§ PROBLEM STATEMENT:
Retype the records that come next, word for word.

§ Interface dataset entries:
==========

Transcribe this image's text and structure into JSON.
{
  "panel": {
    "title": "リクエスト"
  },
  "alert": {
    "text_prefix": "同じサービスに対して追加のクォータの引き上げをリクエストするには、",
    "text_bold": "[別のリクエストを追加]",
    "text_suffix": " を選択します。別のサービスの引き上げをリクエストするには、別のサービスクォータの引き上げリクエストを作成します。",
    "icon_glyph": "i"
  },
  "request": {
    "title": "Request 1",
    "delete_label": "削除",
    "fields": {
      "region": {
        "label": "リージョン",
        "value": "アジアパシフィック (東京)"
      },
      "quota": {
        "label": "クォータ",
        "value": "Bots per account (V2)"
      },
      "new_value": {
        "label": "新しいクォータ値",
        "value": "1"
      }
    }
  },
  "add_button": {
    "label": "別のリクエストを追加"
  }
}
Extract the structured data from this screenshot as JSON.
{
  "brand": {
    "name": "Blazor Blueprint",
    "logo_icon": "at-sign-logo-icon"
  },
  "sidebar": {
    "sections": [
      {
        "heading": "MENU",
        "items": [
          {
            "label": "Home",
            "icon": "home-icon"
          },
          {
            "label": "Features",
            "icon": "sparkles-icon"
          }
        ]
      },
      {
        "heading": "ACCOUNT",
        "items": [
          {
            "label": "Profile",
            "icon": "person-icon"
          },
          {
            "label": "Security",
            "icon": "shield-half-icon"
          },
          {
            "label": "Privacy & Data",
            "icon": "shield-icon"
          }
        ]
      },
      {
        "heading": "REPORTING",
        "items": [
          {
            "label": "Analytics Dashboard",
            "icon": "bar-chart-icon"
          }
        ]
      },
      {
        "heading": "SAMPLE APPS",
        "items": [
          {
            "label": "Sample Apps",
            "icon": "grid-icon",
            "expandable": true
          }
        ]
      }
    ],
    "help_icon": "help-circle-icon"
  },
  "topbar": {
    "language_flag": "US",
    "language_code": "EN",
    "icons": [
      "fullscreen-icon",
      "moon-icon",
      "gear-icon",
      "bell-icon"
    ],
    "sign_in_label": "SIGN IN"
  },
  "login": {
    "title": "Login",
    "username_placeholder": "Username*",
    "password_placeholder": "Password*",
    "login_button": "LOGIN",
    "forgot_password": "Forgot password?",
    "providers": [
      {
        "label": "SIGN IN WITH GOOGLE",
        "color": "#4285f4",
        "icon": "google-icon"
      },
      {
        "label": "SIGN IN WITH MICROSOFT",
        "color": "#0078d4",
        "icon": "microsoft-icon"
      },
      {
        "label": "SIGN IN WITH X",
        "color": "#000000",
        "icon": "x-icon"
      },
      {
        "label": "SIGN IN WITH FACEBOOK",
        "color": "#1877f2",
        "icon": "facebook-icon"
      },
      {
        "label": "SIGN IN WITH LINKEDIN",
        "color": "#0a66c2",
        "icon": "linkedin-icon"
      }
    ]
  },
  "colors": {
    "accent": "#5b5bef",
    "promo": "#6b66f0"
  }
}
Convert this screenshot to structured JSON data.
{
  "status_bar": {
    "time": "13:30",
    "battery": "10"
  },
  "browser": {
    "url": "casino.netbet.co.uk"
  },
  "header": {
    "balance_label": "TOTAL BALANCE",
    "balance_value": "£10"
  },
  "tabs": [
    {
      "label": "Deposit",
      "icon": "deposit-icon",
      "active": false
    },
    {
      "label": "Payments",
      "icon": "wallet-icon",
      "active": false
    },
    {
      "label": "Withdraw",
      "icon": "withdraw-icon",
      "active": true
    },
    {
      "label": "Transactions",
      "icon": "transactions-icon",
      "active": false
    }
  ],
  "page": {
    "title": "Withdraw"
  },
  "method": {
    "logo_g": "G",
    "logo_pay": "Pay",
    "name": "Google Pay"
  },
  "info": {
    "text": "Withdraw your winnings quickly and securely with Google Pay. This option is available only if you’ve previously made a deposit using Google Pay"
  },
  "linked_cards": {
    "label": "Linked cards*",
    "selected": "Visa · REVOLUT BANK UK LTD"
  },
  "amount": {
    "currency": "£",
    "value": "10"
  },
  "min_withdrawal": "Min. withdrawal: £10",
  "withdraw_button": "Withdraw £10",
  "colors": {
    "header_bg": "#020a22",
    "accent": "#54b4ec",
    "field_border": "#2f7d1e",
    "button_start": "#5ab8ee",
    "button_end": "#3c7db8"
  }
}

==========

§ OUTPUT BELOW:
Transcribe this image's text and structure into JSON.
{
  "panel": {
    "title": "リクエスト"
  },
  "alert": {
    "text_prefix": "同じサービスに対して追加のクォータの引き上げをリクエストするには、",
    "text_bold": "[別のリクエストを追加]",
    "text_suffix": " を選択します。別のサービスの引き上げをリクエストするには、別のサービスクォータの引き上げリクエストを作成します。",
    "icon_glyph": "i"
  },
  "request": {
    "title": "Request 1",
    "delete_label": "削除",
    "fields": {
      "region": {
        "label": "リージョン",
        "value": "アジアパシフィック (東京)"
      },
      "quota": {
        "label": "クォータ",
        "value": "Bots per account (V2)"
      },
      "new_value": {
        "label": "新しいクォータ値",
        "value": "1"
      }
    }
  },
  "add_button": {
    "label": "別のリクエストを追加"
  }
}
Extract the structured data from this screenshot as JSON.
{
  "brand": {
    "name": "Blazor Blueprint",
    "logo_icon": "at-sign-logo-icon"
  },
  "sidebar": {
    "sections": [
      {
        "heading": "MENU",
        "items": [
          {
            "label": "Home",
            "icon": "home-icon"
          },
          {
            "label": "Features",
            "icon": "sparkles-icon"
          }
        ]
      },
      {
        "heading": "ACCOUNT",
        "items": [
          {
            "label": "Profile",
            "icon": "person-icon"
          },
          {
            "label": "Security",
            "icon": "shield-half-icon"
          },
          {
            "label": "Privacy & Data",
            "icon": "shield-icon"
          }
        ]
      },
      {
        "heading": "REPORTING",
        "items": [
          {
            "label": "Analytics Dashboard",
            "icon": "bar-chart-icon"
          }
        ]
      },
      {
        "heading": "SAMPLE APPS",
        "items": [
          {
            "label": "Sample Apps",
            "icon": "grid-icon",
            "expandable": true
          }
        ]
      }
    ],
    "help_icon": "help-circle-icon"
  },
  "topbar": {
    "language_flag": "US",
    "language_code": "EN",
    "icons": [
      "fullscreen-icon",
      "moon-icon",
      "gear-icon",
      "bell-icon"
    ],
    "sign_in_label": "SIGN IN"
  },
  "login": {
    "title": "Login",
    "username_placeholder": "Username*",
    "password_placeholder": "Password*",
    "login_button": "LOGIN",
    "forgot_password": "Forgot password?",
    "providers": [
      {
        "label": "SIGN IN WITH GOOGLE",
        "color": "#4285f4",
        "icon": "google-icon"
      },
      {
        "label": "SIGN IN WITH MICROSOFT",
        "color": "#0078d4",
        "icon": "microsoft-icon"
      },
      {
        "label": "SIGN IN WITH X",
        "color": "#000000",
        "icon": "x-icon"
      },
      {
        "label": "SIGN IN WITH FACEBOOK",
        "color": "#1877f2",
        "icon": "facebook-icon"
      },
      {
        "label": "SIGN IN WITH LINKEDIN",
        "color": "#0a66c2",
        "icon": "linkedin-icon"
      }
    ]
  },
  "colors": {
    "accent": "#5b5bef",
    "promo": "#6b66f0"
  }
}
Convert this screenshot to structured JSON data.
{
  "status_bar": {
    "time": "13:30",
    "battery": "10"
  },
  "browser": {
    "url": "casino.netbet.co.uk"
  },
  "header": {
    "balance_label": "TOTAL BALANCE",
    "balance_value": "£10"
  },
  "tabs": [
    {
      "label": "Deposit",
      "icon": "deposit-icon",
      "active": false
    },
    {
      "label": "Payments",
      "icon": "wallet-icon",
      "active": false
    },
    {
      "label": "Withdraw",
      "icon": "withdraw-icon",
      "active": true
    },
    {
      "label": "Transactions",
      "icon": "transactions-icon",
      "active": false
    }
  ],
  "page": {
    "title": "Withdraw"
  },
  "method": {
    "logo_g": "G",
    "logo_pay": "Pay",
    "name": "Google Pay"
  },
  "info": {
    "text": "Withdraw your winnings quickly and securely with Google Pay. This option is available only if you’ve previously made a deposit using Google Pay"
  },
  "linked_cards": {
    "label": "Linked cards*",
    "selected": "Visa · REVOLUT BANK UK LTD"
  },
  "amount": {
    "currency": "£",
    "value": "10"
  },
  "min_withdrawal": "Min. withdrawal: £10",
  "withdraw_button": "Withdraw £10",
  "colors": {
    "header_bg": "#020a22",
    "accent": "#54b4ec",
    "field_border": "#2f7d1e",
    "button_start": "#5ab8ee",
    "button_end": "#3c7db8"
  }
}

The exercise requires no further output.